§ Exercise brief
Scan the material below for every line with the string "Blocking", and copy those lines.

· · · · ·

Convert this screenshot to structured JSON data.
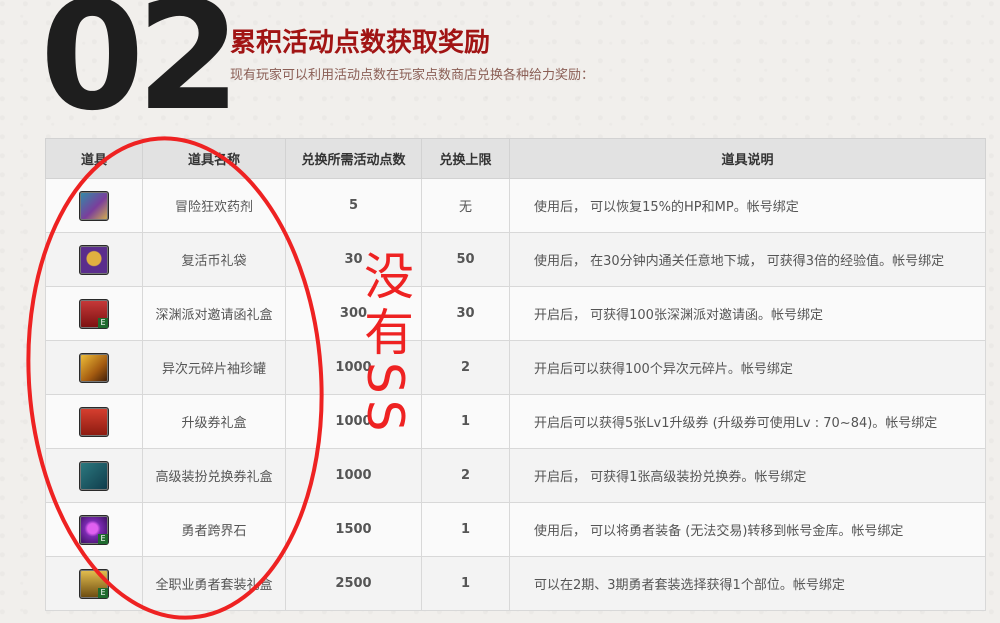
{
  "header": {
    "number": "02",
    "title": "累积活动点数获取奖励",
    "subtitle": "现有玩家可以利用活动点数在玩家点数商店兑换各种给力奖励："
  },
  "table": {
    "columns": [
      "道具",
      "道具名称",
      "兑换所需活动点数",
      "兑换上限",
      "道具说明"
    ],
    "rows": [
      {
        "icon": "potion-icon",
        "name": "冒险狂欢药剂",
        "points": "5",
        "limit": "无",
        "desc": "使用后， 可以恢复15%的HP和MP。帐号绑定"
      },
      {
        "icon": "coin-bag-icon",
        "name": "复活币礼袋",
        "points": "30",
        "limit": "50",
        "desc": "使用后， 在30分钟内通关任意地下城， 可获得3倍的经验值。帐号绑定"
      },
      {
        "icon": "red-gift-box-icon",
        "name": "深渊派对邀请函礼盒",
        "points": "300",
        "limit": "30",
        "desc": "开启后， 可获得100张深渊派对邀请函。帐号绑定"
      },
      {
        "icon": "golden-jar-icon",
        "name": "异次元碎片袖珍罐",
        "points": "1000",
        "limit": "2",
        "desc": "开启后可以获得100个异次元碎片。帐号绑定"
      },
      {
        "icon": "upgrade-gift-icon",
        "name": "升级券礼盒",
        "points": "1000",
        "limit": "1",
        "desc": "开启后可以获得5张Lv1升级券 (升级券可使用Lv : 70~84)。帐号绑定"
      },
      {
        "icon": "ticket-icon",
        "name": "高级装扮兑换券礼盒",
        "points": "1000",
        "limit": "2",
        "desc": "开启后， 可获得1张高级装扮兑换券。帐号绑定"
      },
      {
        "icon": "purple-stone-icon",
        "name": "勇者跨界石",
        "points": "1500",
        "limit": "1",
        "desc": "使用后， 可以将勇者装备 (无法交易)转移到帐号金库。帐号绑定"
      },
      {
        "icon": "gold-chest-icon",
        "name": "全职业勇者套装礼盒",
        "points": "2500",
        "limit": "1",
        "desc": "可以在2期、3期勇者套装选择获得1个部位。帐号绑定"
      }
    ]
  },
  "annotation": {
    "handwritten_text": "没有SS",
    "color": "#ee2222"
  }
}
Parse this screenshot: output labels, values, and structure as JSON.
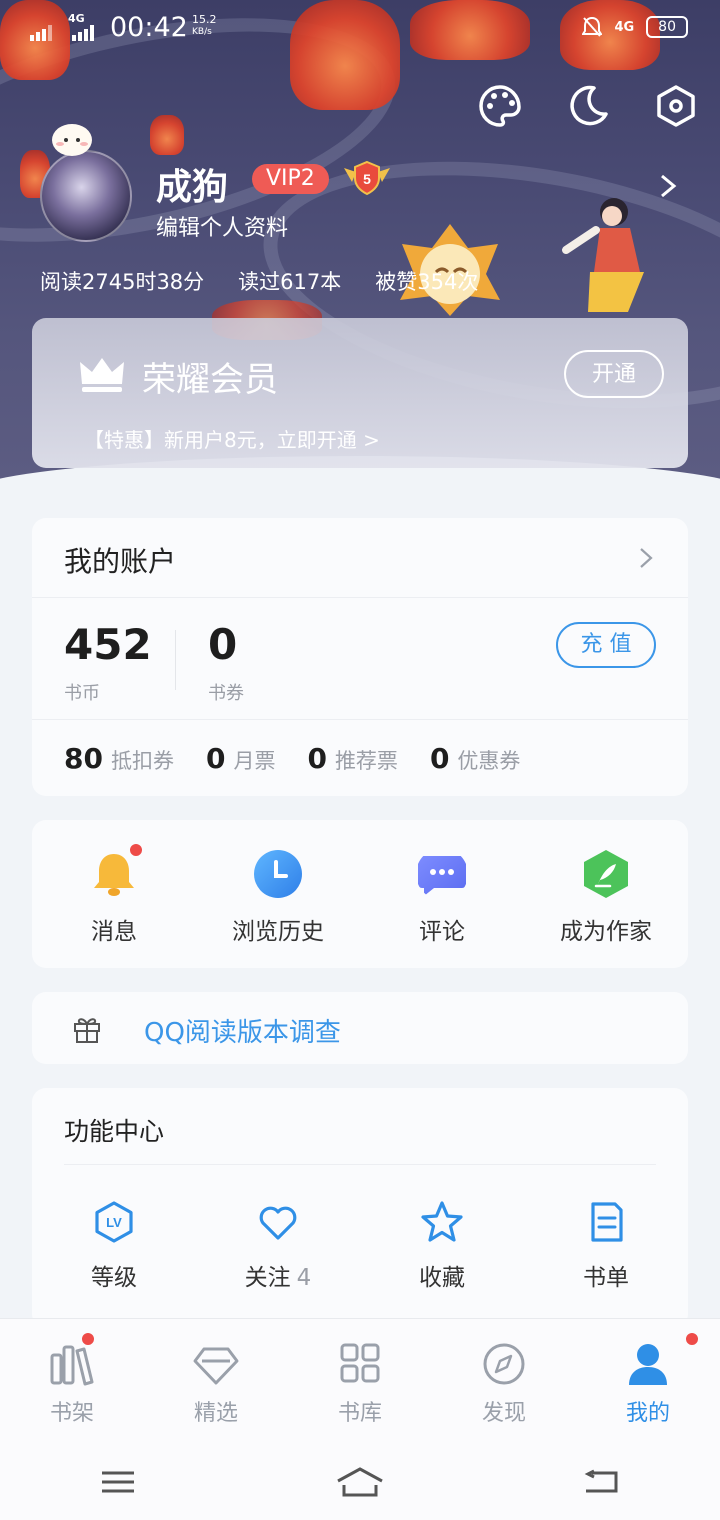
{
  "status_bar": {
    "network": "4G",
    "time": "00:42",
    "speed_value": "15.2",
    "speed_unit": "KB/s",
    "network2": "4G",
    "battery": "80"
  },
  "profile": {
    "name": "成狗",
    "vip_badge": "VIP2",
    "level_medal": "5",
    "edit_label": "编辑个人资料",
    "stats": [
      "阅读2745时38分",
      "读过617本",
      "被赞354次"
    ]
  },
  "vip_card": {
    "title": "荣耀会员",
    "open_button": "开通",
    "promo": "【特惠】新用户8元，立即开通 >"
  },
  "account": {
    "title": "我的账户",
    "coins_value": "452",
    "coins_label": "书币",
    "coupons_value": "0",
    "coupons_label": "书券",
    "recharge_button": "充 值",
    "tickets": [
      {
        "value": "80",
        "label": "抵扣券"
      },
      {
        "value": "0",
        "label": "月票"
      },
      {
        "value": "0",
        "label": "推荐票"
      },
      {
        "value": "0",
        "label": "优惠券"
      }
    ]
  },
  "quick_actions": [
    {
      "label": "消息",
      "icon": "bell-icon"
    },
    {
      "label": "浏览历史",
      "icon": "clock-icon"
    },
    {
      "label": "评论",
      "icon": "comment-icon"
    },
    {
      "label": "成为作家",
      "icon": "quill-icon"
    }
  ],
  "survey": {
    "label": "QQ阅读版本调查",
    "icon": "gift-icon"
  },
  "function_center": {
    "title": "功能中心",
    "items": [
      {
        "label": "等级",
        "count": "",
        "icon": "level-icon"
      },
      {
        "label": "关注",
        "count": "4",
        "icon": "heart-icon"
      },
      {
        "label": "收藏",
        "count": "",
        "icon": "star-icon"
      },
      {
        "label": "书单",
        "count": "",
        "icon": "booklist-icon"
      }
    ]
  },
  "tabs": [
    {
      "label": "书架",
      "icon": "bookshelf-icon",
      "active": false
    },
    {
      "label": "精选",
      "icon": "diamond-icon",
      "active": false
    },
    {
      "label": "书库",
      "icon": "grid-icon",
      "active": false
    },
    {
      "label": "发现",
      "icon": "compass-icon",
      "active": false
    },
    {
      "label": "我的",
      "icon": "user-icon",
      "active": true
    }
  ],
  "colors": {
    "accent": "#2f8fe6",
    "vip_red": "#ef5b55",
    "badge_red": "#ee4b48",
    "header_bg": "#44456e"
  }
}
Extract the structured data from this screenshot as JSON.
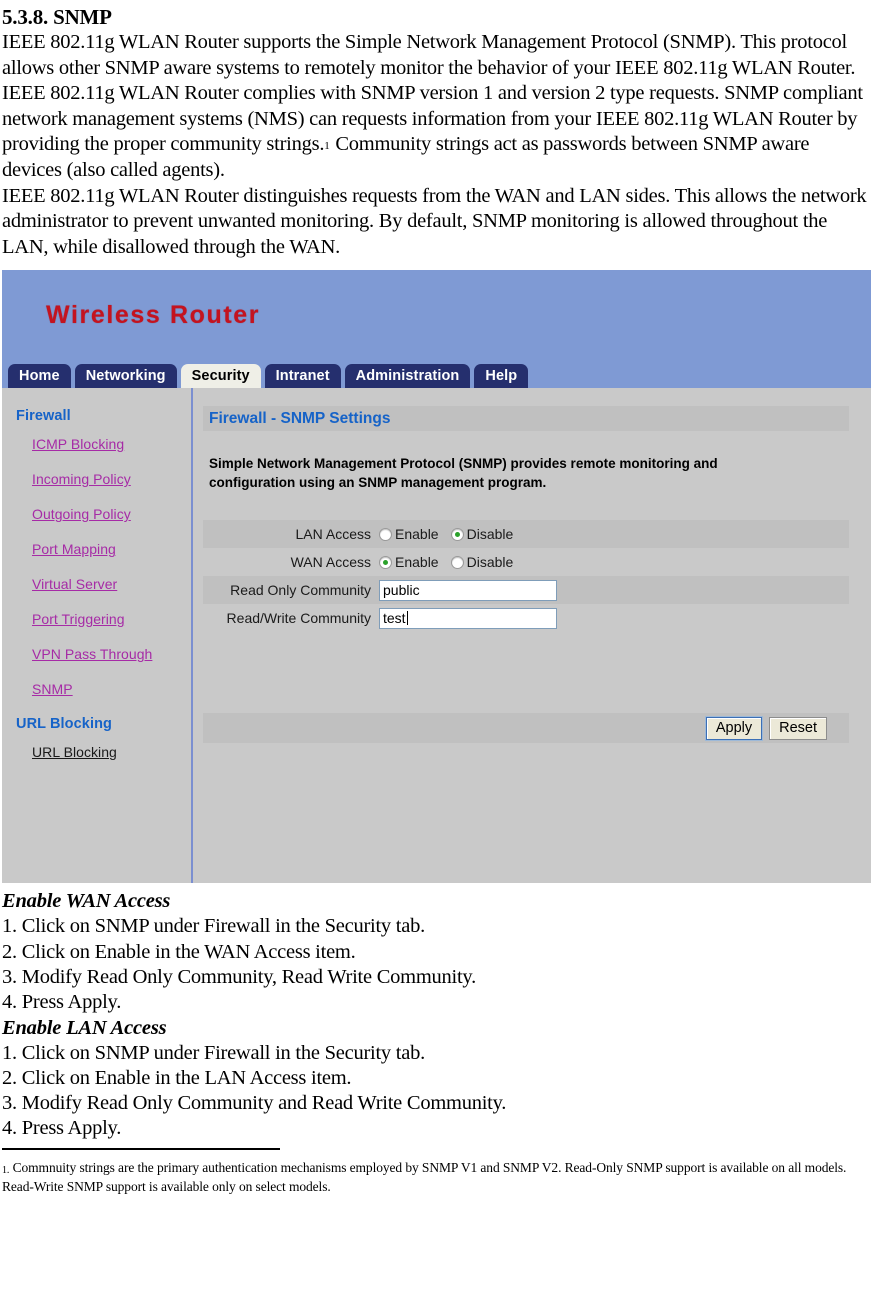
{
  "document": {
    "section_heading": "5.3.8. SNMP",
    "paragraph_1": "IEEE 802.11g WLAN Router supports the Simple Network Management Protocol (SNMP). This protocol allows other SNMP aware systems to remotely monitor the behavior of your IEEE 802.11g WLAN Router. IEEE 802.11g WLAN Router complies with SNMP version 1 and version 2 type requests. SNMP compliant network management systems (NMS) can requests information from your IEEE 802.11g WLAN Router by providing the proper community strings.",
    "footnote_marker": "1",
    "paragraph_1_cont": "Community strings act as passwords between SNMP aware devices (also called agents).",
    "paragraph_2": "IEEE 802.11g WLAN Router distinguishes requests from the WAN and LAN sides. This allows the network administrator to prevent unwanted monitoring. By default, SNMP monitoring is allowed throughout the LAN, while disallowed through the WAN.",
    "wan_steps_heading": "Enable WAN Access",
    "wan_steps": [
      "1. Click on SNMP under Firewall in the Security tab.",
      "2. Click on Enable in the WAN Access item.",
      "3. Modify Read Only Community, Read Write Community.",
      "4. Press Apply."
    ],
    "lan_steps_heading": "Enable LAN Access",
    "lan_steps": [
      "1. Click on SNMP under Firewall in the Security tab.",
      "2. Click on Enable in the LAN Access item.",
      "3. Modify Read Only Community and Read Write Community.",
      "4. Press Apply."
    ],
    "footnote_number": "1.",
    "footnote_text": "Commnuity strings are the primary authentication mechanisms employed by SNMP V1 and SNMP V2. Read-Only SNMP support is available on all models. Read-Write SNMP support is available only on select models."
  },
  "screenshot": {
    "brand": "Wireless Router",
    "tabs": [
      {
        "label": "Home",
        "active": false
      },
      {
        "label": "Networking",
        "active": false
      },
      {
        "label": "Security",
        "active": true
      },
      {
        "label": "Intranet",
        "active": false
      },
      {
        "label": "Administration",
        "active": false
      },
      {
        "label": "Help",
        "active": false
      }
    ],
    "sidebar": {
      "group1_heading": "Firewall",
      "group1_links": [
        "ICMP Blocking",
        "Incoming Policy",
        "Outgoing Policy",
        "Port Mapping",
        "Virtual Server",
        "Port Triggering",
        "VPN Pass Through",
        "SNMP"
      ],
      "group2_heading": "URL Blocking",
      "group2_links": [
        "URL Blocking"
      ]
    },
    "panel": {
      "title": "Firewall - SNMP Settings",
      "description": "Simple Network Management Protocol (SNMP) provides remote monitoring and configuration using an SNMP management program.",
      "rows": {
        "lan_label": "LAN Access",
        "wan_label": "WAN Access",
        "readonly_label": "Read Only Community",
        "readwrite_label": "Read/Write Community",
        "enable_label": "Enable",
        "disable_label": "Disable",
        "lan_selected": "Disable",
        "wan_selected": "Enable",
        "readonly_value": "public",
        "readwrite_value": "test"
      },
      "apply_label": "Apply",
      "reset_label": "Reset"
    },
    "colors": {
      "header_blue": "#7f9ad4",
      "brand_red": "#c4131f",
      "tab_navy": "#252f6e",
      "tab_active_bg": "#efefe7",
      "panel_gray": "#c9c9c9",
      "stripe_gray": "#c0c0c0",
      "link_purple": "#a62ba6",
      "heading_blue": "#1663c8",
      "radio_dot_green": "#2aa12a"
    }
  }
}
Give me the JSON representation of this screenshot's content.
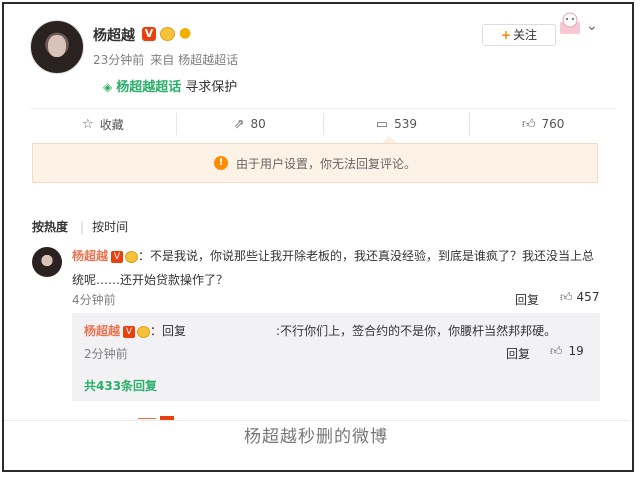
{
  "post": {
    "username": "杨超越",
    "time": "23分钟前",
    "source": "来自 杨超越超话",
    "topic_name": "杨超越超话",
    "topic_text": "寻求保护",
    "follow_label": "关注"
  },
  "actions": {
    "favorite": "收藏",
    "repost": "80",
    "comment": "539",
    "like": "760"
  },
  "notice": "由于用户设置，你无法回复评论。",
  "sort": {
    "hot": "按热度",
    "time": "按时间"
  },
  "comment": {
    "name": "杨超越",
    "text": "：不是我说，你说那些让我开除老板的，我还真没经验，到底是谁疯了？我还没当上总统呢……还开始贷款操作了？",
    "time": "4分钟前",
    "reply_label": "回复",
    "likes": "457"
  },
  "reply": {
    "name": "杨超越",
    "prefix": "：回复",
    "text": ":不行你们上，签合约的不是你，你腰杆当然邦邦硬。",
    "time": "2分钟前",
    "reply_label": "回复",
    "likes": "19",
    "more": "共433条回复"
  },
  "caption": "杨超越秒删的微博",
  "colors": {
    "orange": "#ff8200",
    "green": "#2cae6b",
    "name": "#eb7350",
    "notice_bg": "#fdf2e6"
  }
}
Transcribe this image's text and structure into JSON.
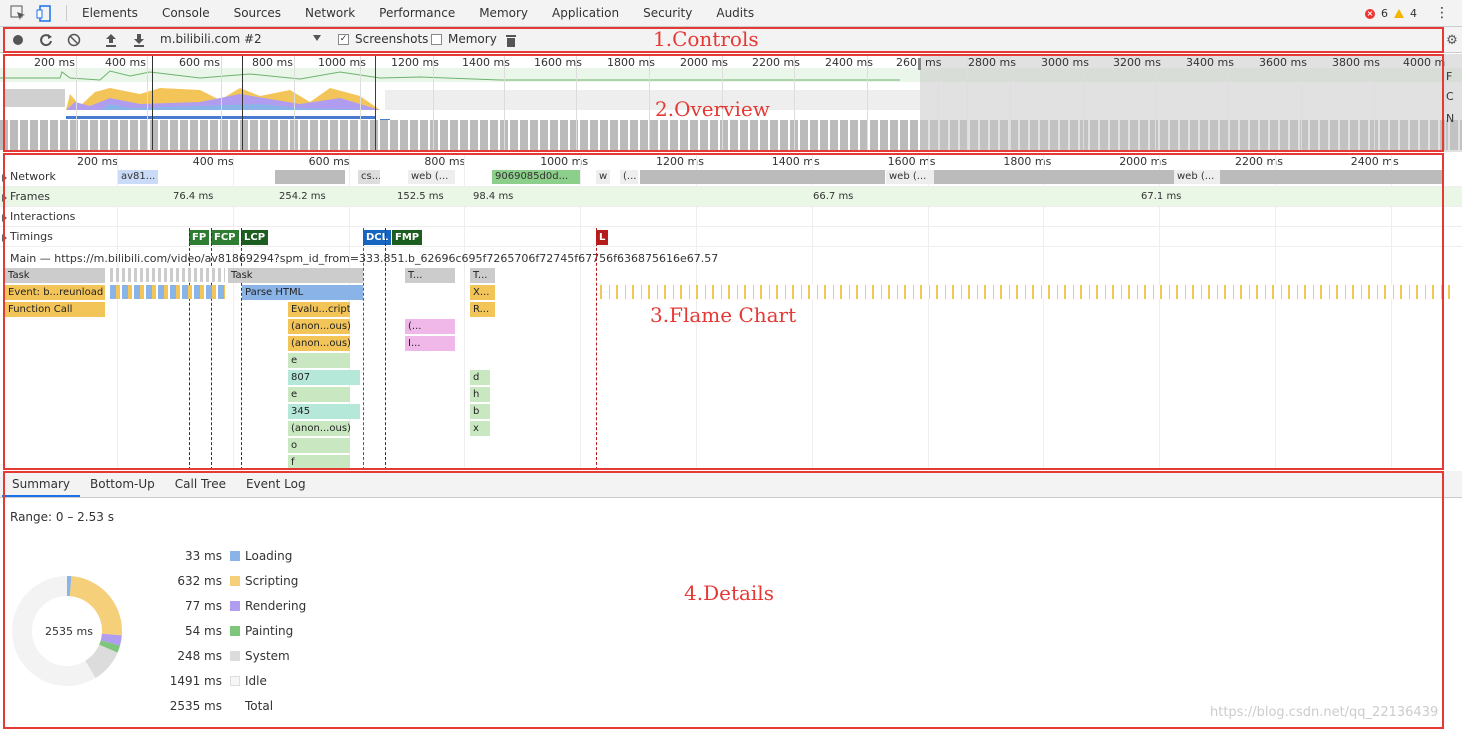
{
  "devtools": {
    "tabs": [
      "Elements",
      "Console",
      "Sources",
      "Network",
      "Performance",
      "Memory",
      "Application",
      "Security",
      "Audits"
    ],
    "errors": "6",
    "warnings": "4"
  },
  "controls": {
    "target": "m.bilibili.com #2",
    "screenshots_label": "Screenshots",
    "memory_label": "Memory"
  },
  "overview": {
    "ticks": [
      "200 ms",
      "400 ms",
      "600 ms",
      "800 ms",
      "1000 ms",
      "1200 ms",
      "1400 ms",
      "1600 ms",
      "1800 ms",
      "2000 ms",
      "2200 ms",
      "2400 ms",
      "260",
      "ms",
      "2800 ms",
      "3000 ms",
      "3200 ms",
      "3400 ms",
      "3600 ms",
      "3800 ms",
      "4000 m"
    ],
    "lane_labels": [
      "F",
      "C",
      "N"
    ]
  },
  "flame": {
    "ticks": [
      "200 ms",
      "400 ms",
      "600 ms",
      "800 ms",
      "1000 ms",
      "1200 ms",
      "1400 ms",
      "1600 ms",
      "1800 ms",
      "2000 ms",
      "2200 ms",
      "2400 ms"
    ],
    "tracks": [
      "Network",
      "Frames",
      "Interactions",
      "Timings"
    ],
    "network_items": [
      "av81...",
      "cs...",
      "web (...",
      "9069085d0d...",
      "w",
      "(...",
      "web (...",
      "web (..."
    ],
    "frames": [
      "76.4 ms",
      "254.2 ms",
      "152.5 ms",
      "98.4 ms",
      "66.7 ms",
      "67.1 ms"
    ],
    "timings": [
      "FP",
      "FCP",
      "LCP",
      "DCL",
      "FMP",
      "L"
    ],
    "main_header": "Main — https://m.bilibili.com/video/av81869294?spm_id_from=333.851.b_62696c695f7265706f72745f67756f636875616e67.57",
    "col1": [
      "Task",
      "Event: b...reunload",
      "Function Call"
    ],
    "col2": [
      "Task",
      "Parse HTML"
    ],
    "stack": [
      "Evalu...cript",
      "(anon...ous)",
      "(anon...ous)",
      "e",
      "807",
      "e",
      "345",
      "(anon...ous)",
      "o",
      "f"
    ],
    "col4": [
      "T...",
      "(...",
      "I..."
    ],
    "col5": [
      "T...",
      "X...",
      "R...",
      "d",
      "h",
      "b",
      "x"
    ]
  },
  "details": {
    "tabs": [
      "Summary",
      "Bottom-Up",
      "Call Tree",
      "Event Log"
    ],
    "range": "Range: 0 – 2.53 s",
    "total_center": "2535 ms",
    "rows": [
      {
        "value": "33 ms",
        "name": "Loading",
        "color": "#8ab4e8"
      },
      {
        "value": "632 ms",
        "name": "Scripting",
        "color": "#f5cf79"
      },
      {
        "value": "77 ms",
        "name": "Rendering",
        "color": "#b19df0"
      },
      {
        "value": "54 ms",
        "name": "Painting",
        "color": "#7dc67b"
      },
      {
        "value": "248 ms",
        "name": "System",
        "color": "#dcdcdc"
      },
      {
        "value": "1491 ms",
        "name": "Idle",
        "color": "#f6f6f6"
      },
      {
        "value": "2535 ms",
        "name": "Total",
        "color": ""
      }
    ]
  },
  "annotations": [
    "1.Controls",
    "2.Overview",
    "3.Flame Chart",
    "4.Details"
  ],
  "watermark": "https://blog.csdn.net/qq_22136439"
}
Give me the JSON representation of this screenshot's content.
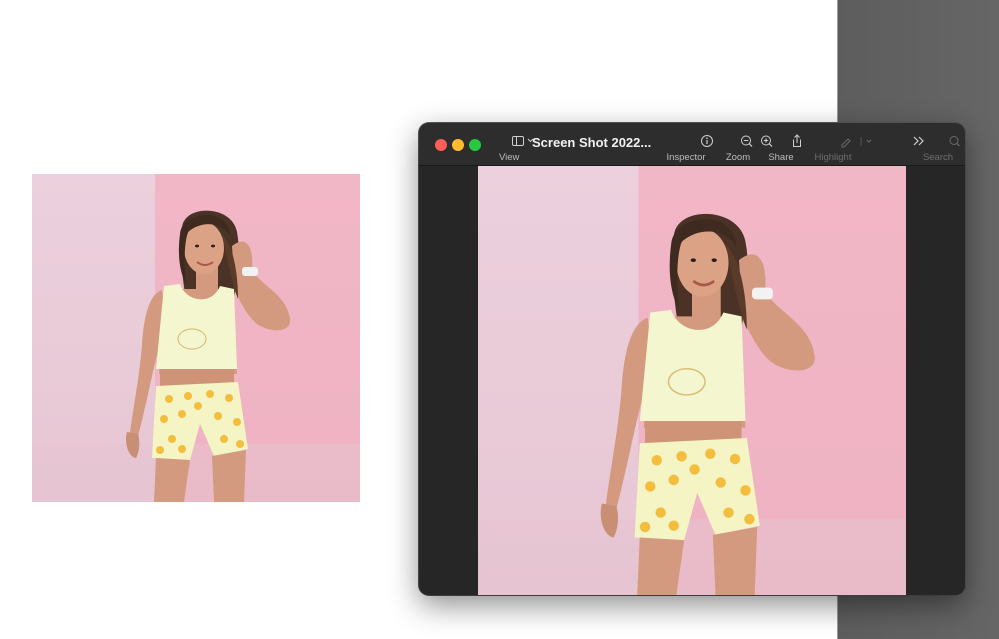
{
  "window": {
    "title": "Screen Shot 2022...",
    "toolbar": {
      "view_label": "View",
      "inspector_label": "Inspector",
      "zoom_label": "Zoom",
      "share_label": "Share",
      "highlight_label": "Highlight",
      "search_label": "Search"
    }
  },
  "icons": {
    "sidebar": "sidebar-icon",
    "inspector": "info-icon",
    "zoom_out": "zoom-out-icon",
    "zoom_in": "zoom-in-icon",
    "share": "share-icon",
    "highlight": "highlighter-icon",
    "more": "chevron-double-right-icon",
    "search": "search-icon"
  },
  "colors": {
    "window_bg": "#262626",
    "toolbar_bg": "#2d2d2d",
    "close": "#fe5f57",
    "minimize": "#febc2e",
    "zoom": "#28c840",
    "wall_pink": "#f2b8c6"
  }
}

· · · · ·

§ Finished task
        "ICMP Blocking",
      "group2_heading": "URL Blocking",
        "URL Blocking"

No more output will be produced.